At Work: Jonathan Ajo-Franklin

15 January 2021–In applied geophysics, studying the movements of the Earth goes far beyond the seismic signatures of natural earthquakes. During his career, Jonathan Ajo-Franklin has worked on permafrost, CO2 storage, geothermal energy, aquifer systems and more. “My interests always lie in the intersection between what people do to the … Continue Reading »

At Work: Takahiko Uchide

Takahiko Uchide

16 December 2020–Big earthquakes may grab the headlines, but for Takahiko Uchide, the small events are just as interesting. For one thing, studying small earthquakes is a good way to learn about the physical properties of underground faults at a fine scale, he says. “Earthquakes reflect factors including the applied … Continue Reading »

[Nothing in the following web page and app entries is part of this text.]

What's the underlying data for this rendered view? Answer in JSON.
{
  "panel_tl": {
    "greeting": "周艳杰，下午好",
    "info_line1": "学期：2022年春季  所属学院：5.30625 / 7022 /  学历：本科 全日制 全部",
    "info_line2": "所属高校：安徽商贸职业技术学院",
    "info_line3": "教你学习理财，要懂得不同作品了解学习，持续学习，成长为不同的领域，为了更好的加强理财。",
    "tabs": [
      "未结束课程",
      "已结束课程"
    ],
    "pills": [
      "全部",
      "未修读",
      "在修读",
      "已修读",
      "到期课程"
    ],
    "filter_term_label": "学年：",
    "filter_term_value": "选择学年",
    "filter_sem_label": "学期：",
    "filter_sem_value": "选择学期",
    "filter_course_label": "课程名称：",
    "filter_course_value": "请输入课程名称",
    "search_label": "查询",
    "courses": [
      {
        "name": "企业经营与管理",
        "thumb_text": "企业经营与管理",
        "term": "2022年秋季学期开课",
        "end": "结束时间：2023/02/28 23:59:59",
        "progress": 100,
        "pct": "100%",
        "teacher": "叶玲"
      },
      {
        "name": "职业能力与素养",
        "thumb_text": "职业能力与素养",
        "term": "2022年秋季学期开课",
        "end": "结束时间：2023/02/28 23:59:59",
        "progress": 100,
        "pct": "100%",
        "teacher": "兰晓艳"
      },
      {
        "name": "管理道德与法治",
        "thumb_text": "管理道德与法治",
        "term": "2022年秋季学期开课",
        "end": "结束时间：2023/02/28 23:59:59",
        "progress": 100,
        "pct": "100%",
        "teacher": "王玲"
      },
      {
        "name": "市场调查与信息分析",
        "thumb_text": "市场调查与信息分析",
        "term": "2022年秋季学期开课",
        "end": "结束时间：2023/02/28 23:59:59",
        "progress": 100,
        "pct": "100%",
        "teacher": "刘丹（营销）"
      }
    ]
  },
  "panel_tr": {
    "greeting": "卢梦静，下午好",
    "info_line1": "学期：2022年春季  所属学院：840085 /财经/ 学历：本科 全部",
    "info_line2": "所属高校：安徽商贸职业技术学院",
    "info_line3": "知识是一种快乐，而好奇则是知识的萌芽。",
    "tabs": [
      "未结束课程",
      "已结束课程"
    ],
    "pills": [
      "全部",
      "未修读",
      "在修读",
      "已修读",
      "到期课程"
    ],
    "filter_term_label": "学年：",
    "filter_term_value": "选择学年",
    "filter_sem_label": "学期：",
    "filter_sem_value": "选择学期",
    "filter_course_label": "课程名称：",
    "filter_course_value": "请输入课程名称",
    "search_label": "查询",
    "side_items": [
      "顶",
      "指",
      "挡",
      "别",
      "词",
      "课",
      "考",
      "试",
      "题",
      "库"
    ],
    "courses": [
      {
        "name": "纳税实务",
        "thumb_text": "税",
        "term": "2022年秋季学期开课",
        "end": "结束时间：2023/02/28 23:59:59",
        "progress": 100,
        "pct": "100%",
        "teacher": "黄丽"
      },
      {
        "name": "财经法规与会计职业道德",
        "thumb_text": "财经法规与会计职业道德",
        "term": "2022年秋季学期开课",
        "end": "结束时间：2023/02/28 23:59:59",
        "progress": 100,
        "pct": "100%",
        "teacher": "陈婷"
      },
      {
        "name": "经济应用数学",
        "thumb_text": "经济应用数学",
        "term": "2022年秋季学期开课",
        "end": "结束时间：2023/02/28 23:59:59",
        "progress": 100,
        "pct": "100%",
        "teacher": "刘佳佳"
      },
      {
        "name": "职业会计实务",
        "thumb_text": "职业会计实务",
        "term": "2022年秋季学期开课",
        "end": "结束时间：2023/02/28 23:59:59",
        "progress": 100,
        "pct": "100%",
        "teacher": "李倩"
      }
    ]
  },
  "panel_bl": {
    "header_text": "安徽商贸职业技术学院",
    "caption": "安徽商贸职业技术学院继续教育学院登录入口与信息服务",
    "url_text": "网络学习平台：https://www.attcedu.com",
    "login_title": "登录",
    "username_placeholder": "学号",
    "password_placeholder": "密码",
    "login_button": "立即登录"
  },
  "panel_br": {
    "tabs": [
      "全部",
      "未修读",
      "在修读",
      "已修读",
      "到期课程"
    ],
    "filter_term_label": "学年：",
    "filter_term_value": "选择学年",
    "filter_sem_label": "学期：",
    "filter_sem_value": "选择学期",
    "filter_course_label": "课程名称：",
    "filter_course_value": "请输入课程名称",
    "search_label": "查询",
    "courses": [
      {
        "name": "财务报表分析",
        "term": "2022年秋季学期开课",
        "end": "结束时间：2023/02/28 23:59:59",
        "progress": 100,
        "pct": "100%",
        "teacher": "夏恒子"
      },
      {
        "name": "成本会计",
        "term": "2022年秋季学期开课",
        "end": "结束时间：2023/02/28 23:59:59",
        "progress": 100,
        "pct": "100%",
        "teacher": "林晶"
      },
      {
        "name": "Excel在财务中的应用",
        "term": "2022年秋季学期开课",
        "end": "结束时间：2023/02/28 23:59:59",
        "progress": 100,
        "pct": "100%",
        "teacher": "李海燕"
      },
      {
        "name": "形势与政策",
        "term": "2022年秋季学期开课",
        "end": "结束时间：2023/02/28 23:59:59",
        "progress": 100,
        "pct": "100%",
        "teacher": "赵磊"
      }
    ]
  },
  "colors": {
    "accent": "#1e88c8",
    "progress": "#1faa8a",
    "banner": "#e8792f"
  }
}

At Work: Esteban Chaves

16 November 2020–Costa Rica is home to about 15,000 earthquakes a year, and its citizens are well-educated when it comes to the science behind all the seismic activity, says Esteban Chaves. “If you ask a Costa Rican where the subduction zone is, they are able to respond. Most of them … Continue Reading »

At Work: D. Sarah Stamps

15 October 2020–The shape of the Earth may seem stable, but Virginia Tech geophysicist D. Sarah Stamps knows differently. She and her colleagues track its shifting shape millimeter by millimeter, quantifying the horizontal and vertical motions of the tectonic plates to get at the physics behind the plate motions. The … Continue Reading »

At Work: Brian Terbush

Brian Terbush on Mt. Rainier

14 September 2020–In 2004, Brian Terbush climbed Mt. St. Helens in Washington State. The trip fueled his fascination with volcanoes, and he “jumped on the chance” to go to graduate school to study them further. “I’ve been lucky to get to see lots of volcanoes erupting and get a little … Continue Reading »

At Work: Lucia Gualtieri

17 August 2020–For decades, seismologists have contended with the background “hiss” of the Earth—seismic waves generated by the normal interaction of land, ocean and atmosphere. Their goal has been to find ways to subtract this “noise,” to concentrate on the seismicity generated by earthquakes. But one scientist’s noise is another’s … Continue Reading »